= Raw data =
--- --- ---

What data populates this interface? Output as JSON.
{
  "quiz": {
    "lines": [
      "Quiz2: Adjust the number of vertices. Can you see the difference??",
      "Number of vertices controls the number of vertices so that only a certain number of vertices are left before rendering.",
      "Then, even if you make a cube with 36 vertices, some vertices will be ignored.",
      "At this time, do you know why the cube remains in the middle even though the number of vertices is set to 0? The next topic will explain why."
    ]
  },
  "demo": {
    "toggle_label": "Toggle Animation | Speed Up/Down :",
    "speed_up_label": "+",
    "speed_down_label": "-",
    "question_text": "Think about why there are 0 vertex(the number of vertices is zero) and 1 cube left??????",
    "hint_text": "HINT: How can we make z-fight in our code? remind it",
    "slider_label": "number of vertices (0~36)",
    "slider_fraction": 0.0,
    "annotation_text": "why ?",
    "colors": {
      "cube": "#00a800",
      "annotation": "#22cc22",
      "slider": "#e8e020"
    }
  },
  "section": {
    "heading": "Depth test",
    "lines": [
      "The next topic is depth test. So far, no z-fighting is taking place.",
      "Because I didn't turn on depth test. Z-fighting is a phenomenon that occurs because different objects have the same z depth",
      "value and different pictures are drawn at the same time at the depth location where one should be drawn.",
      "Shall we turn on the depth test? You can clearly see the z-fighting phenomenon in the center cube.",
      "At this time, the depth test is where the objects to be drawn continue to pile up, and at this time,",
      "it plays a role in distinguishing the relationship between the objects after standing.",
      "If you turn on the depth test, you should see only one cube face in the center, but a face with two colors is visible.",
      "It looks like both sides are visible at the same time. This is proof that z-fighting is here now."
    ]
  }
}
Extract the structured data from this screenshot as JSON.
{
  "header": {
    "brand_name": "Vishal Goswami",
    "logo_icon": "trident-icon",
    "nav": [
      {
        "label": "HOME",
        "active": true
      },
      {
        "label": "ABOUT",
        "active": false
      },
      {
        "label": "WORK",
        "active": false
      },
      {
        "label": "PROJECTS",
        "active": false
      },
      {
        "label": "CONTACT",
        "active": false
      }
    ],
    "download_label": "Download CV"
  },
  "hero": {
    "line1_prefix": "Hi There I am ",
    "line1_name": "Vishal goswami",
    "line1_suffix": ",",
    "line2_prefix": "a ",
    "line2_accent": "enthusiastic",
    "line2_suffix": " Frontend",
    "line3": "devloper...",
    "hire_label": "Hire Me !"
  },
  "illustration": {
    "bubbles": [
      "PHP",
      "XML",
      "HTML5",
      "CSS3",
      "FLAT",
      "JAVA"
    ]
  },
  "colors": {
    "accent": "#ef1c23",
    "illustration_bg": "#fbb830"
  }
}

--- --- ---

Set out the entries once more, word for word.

What data populates this interface? Output as JSON.
{
  "quiz": {
    "lines": [
      "Quiz2: Adjust the number of vertices. Can you see the difference??",
      "Number of vertices controls the number of vertices so that only a certain number of vertices are left before rendering.",
      "Then, even if you make a cube with 36 vertices, some vertices will be ignored.",
      "At this time, do you know why the cube remains in the middle even though the number of vertices is set to 0? The next topic will explain why."
    ]
  },
  "demo": {
    "toggle_label": "Toggle Animation | Speed Up/Down :",
    "speed_up_label": "+",
    "speed_down_label": "-",
    "question_text": "Think about why there are 0 vertex(the number of vertices is zero) and 1 cube left??????",
    "hint_text": "HINT: How can we make z-fight in our code? remind it",
    "slider_label": "number of vertices (0~36)",
    "slider_fraction": 0.0,
    "annotation_text": "why ?",
    "colors": {
      "cube": "#00a800",
      "annotation": "#22cc22",
      "slider": "#e8e020"
    }
  },
  "section": {
    "heading": "Depth test",
    "lines": [
      "The next topic is depth test. So far, no z-fighting is taking place.",
      "Because I didn't turn on depth test. Z-fighting is a phenomenon that occurs because different objects have the same z depth",
      "value and different pictures are drawn at the same time at the depth location where one should be drawn.",
      "Shall we turn on the depth test? You can clearly see the z-fighting phenomenon in the center cube.",
      "At this time, the depth test is where the objects to be drawn continue to pile up, and at this time,",
      "it plays a role in distinguishing the relationship between the objects after standing.",
      "If you turn on the depth test, you should see only one cube face in the center, but a face with two colors is visible.",
      "It looks like both sides are visible at the same time. This is proof that z-fighting is here now."
    ]
  }
}
Extract the structured data from this screenshot as JSON.
{
  "header": {
    "brand_name": "Vishal Goswami",
    "logo_icon": "trident-icon",
    "nav": [
      {
        "label": "HOME",
        "active": true
      },
      {
        "label": "ABOUT",
        "active": false
      },
      {
        "label": "WORK",
        "active": false
      },
      {
        "label": "PROJECTS",
        "active": false
      },
      {
        "label": "CONTACT",
        "active": false
      }
    ],
    "download_label": "Download CV"
  },
  "hero": {
    "line1_prefix": "Hi There I am ",
    "line1_name": "Vishal goswami",
    "line1_suffix": ",",
    "line2_prefix": "a ",
    "line2_accent": "enthusiastic",
    "line2_suffix": " Frontend",
    "line3": "devloper...",
    "hire_label": "Hire Me !"
  },
  "illustration": {
    "bubbles": [
      "PHP",
      "XML",
      "HTML5",
      "CSS3",
      "FLAT",
      "JAVA"
    ]
  },
  "colors": {
    "accent": "#ef1c23",
    "illustration_bg": "#fbb830"
  }
}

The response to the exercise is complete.